[Dataset rows for apps and sites]
^^^^^^^^

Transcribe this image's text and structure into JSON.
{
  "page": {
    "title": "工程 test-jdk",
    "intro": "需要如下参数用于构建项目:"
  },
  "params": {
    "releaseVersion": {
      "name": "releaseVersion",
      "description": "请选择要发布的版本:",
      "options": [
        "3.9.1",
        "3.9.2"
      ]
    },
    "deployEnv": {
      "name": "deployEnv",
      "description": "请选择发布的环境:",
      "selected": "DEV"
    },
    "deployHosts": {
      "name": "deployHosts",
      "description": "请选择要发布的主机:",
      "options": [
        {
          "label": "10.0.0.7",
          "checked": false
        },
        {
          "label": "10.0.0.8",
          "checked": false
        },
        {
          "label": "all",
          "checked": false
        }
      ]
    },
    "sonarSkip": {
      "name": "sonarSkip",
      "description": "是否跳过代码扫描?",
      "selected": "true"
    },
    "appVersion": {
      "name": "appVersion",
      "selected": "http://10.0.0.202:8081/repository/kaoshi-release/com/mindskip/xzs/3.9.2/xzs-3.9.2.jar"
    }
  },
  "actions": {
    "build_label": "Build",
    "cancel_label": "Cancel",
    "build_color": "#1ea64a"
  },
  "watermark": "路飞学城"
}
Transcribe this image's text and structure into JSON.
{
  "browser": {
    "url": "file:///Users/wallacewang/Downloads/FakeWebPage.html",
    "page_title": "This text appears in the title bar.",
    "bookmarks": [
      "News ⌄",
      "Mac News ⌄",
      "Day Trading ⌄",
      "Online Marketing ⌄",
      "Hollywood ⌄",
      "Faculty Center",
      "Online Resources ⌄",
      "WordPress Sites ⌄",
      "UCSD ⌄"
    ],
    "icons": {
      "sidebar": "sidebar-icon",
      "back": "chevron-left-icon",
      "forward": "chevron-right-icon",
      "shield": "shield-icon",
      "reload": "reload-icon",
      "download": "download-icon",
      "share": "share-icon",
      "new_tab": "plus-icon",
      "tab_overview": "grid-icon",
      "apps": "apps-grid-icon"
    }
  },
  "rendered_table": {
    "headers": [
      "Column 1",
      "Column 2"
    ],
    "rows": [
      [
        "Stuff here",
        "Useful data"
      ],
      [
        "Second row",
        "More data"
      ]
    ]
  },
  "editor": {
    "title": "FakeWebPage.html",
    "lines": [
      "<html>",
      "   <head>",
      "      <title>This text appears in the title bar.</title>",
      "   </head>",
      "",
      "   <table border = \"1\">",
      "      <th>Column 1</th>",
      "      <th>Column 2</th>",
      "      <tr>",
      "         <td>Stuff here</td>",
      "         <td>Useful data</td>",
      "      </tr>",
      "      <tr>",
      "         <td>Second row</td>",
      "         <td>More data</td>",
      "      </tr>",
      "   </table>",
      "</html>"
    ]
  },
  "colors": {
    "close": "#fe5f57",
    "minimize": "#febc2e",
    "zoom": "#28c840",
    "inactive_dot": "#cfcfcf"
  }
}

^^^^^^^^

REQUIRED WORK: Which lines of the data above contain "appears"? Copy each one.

ANSWER:
    "page_title": "This text appears in the title bar.",
      "      <title>This text appears in the title bar.</title>",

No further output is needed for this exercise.